SUPERMAN: FLYBY - Another attempt to make a Superman film by people who don't seem to understand what makes Superman so special. Based on a script by JJ Abrams it would've been directed by McG and then Brett Ratner. It pretty much threw out the Superman comics instead going for a Superman by way of The X-Files. Maybe. I'm not totally sure what it was supposed to be to be honest, but the information that did come out would make you think Man Of Steel was a faithful adaptation of the character. It would be kind of interesting to see it as an animated movie though as it sounds like it could've made an interesting animated Elseworlds one shot.
JACK BLACK'S GREEN LANTERN - Again, this sounded bloody awful when it was rumoured. The idea was to take Green Lantern, turn him into a comedy adventure vehicle that would've seen Jack Black producing Looney Tunes type projections from his power ring. Basically it would seem it was a Green Lantern version of The Mask. Like Superman: Flyby, it could make an interesting one shot animated movie (you could especially play up the Looney Tunes style of animation or even tie it into Duck Dodgers at a push). To be fair, it couldn't be much worse than the Martin Campell version...

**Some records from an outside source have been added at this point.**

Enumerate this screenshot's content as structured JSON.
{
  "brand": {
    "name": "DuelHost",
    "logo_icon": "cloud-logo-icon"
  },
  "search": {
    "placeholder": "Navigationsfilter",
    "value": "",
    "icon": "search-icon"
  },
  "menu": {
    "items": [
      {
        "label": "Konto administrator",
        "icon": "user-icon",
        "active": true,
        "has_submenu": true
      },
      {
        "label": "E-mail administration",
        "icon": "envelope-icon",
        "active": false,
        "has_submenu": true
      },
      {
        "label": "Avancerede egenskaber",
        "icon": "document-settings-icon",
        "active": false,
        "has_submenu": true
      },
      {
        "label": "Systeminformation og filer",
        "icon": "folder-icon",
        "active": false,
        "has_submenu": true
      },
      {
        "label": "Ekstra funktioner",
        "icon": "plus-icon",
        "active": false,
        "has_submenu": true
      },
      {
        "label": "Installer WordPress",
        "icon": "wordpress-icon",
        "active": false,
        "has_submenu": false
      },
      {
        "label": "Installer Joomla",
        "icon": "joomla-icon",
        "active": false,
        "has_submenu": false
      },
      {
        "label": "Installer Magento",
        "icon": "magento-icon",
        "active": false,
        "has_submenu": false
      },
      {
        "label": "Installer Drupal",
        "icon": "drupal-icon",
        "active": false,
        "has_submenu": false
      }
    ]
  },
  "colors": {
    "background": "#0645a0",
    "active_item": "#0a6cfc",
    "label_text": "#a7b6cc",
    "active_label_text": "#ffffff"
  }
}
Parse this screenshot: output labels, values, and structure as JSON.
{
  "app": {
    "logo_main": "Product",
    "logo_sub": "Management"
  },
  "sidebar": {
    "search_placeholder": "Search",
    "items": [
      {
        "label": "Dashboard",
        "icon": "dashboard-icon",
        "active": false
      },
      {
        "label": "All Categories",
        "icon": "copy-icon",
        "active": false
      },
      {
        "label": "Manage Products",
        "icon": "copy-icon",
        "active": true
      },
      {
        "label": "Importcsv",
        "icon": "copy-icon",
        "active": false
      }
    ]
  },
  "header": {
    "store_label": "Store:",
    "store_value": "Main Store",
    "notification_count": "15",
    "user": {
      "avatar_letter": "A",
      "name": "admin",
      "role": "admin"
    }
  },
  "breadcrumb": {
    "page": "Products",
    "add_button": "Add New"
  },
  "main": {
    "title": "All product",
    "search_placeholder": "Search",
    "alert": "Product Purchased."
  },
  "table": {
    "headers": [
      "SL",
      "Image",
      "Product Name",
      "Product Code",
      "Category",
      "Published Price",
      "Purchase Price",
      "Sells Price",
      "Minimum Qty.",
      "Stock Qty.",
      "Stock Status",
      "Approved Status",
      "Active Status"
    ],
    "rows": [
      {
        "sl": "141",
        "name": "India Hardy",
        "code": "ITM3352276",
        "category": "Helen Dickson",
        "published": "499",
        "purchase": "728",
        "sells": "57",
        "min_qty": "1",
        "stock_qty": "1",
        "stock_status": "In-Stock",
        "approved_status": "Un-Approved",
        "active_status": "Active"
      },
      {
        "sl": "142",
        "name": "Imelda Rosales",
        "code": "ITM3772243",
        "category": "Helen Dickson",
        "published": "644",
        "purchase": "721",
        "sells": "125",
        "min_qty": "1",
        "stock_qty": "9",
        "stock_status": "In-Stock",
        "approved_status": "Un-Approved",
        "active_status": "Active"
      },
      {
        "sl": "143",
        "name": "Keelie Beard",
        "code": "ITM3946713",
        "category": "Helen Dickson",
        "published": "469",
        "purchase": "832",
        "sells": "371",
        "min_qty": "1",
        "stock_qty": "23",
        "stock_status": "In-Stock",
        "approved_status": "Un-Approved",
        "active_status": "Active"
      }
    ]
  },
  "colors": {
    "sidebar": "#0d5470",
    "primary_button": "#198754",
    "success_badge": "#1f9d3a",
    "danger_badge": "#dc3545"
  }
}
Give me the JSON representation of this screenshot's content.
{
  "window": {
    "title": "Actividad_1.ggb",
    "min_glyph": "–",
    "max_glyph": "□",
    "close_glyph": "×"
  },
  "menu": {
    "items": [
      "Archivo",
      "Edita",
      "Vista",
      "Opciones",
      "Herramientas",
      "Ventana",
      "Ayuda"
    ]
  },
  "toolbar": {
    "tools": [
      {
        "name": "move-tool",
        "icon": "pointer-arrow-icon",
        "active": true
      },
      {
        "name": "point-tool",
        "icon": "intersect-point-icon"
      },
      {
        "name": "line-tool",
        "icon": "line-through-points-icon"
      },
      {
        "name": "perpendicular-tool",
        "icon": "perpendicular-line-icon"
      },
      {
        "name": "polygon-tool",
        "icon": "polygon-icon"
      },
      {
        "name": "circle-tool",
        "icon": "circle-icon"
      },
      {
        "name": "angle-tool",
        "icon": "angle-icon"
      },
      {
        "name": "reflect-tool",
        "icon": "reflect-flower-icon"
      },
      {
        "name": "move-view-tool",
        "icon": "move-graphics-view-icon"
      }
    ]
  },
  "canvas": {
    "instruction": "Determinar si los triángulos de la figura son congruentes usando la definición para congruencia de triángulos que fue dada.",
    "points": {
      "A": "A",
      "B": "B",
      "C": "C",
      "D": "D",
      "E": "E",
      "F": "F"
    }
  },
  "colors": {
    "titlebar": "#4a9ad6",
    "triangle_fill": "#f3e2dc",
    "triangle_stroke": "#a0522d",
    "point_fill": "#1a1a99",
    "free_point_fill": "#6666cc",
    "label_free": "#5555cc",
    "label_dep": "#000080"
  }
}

JAMES CAMERON'S AQUAMAN - Alright, so this film actually only exists in the world of Entourage, but we've taken it this far so why the heck not! In the world of Entourage Vincent Chase (Adrian Grenier) would've played Aquaman with Mandy Moore as Aquagirl and James Woods as the villain with James Cameron directing. It's such a wonderfully bonkers idea why wouldn't you want to see it? If that doesn't tempt you, in the world of Entourage the film grossed $116,844,144 in it's opening weekend (good luck James Wan) so it must've had something going for it.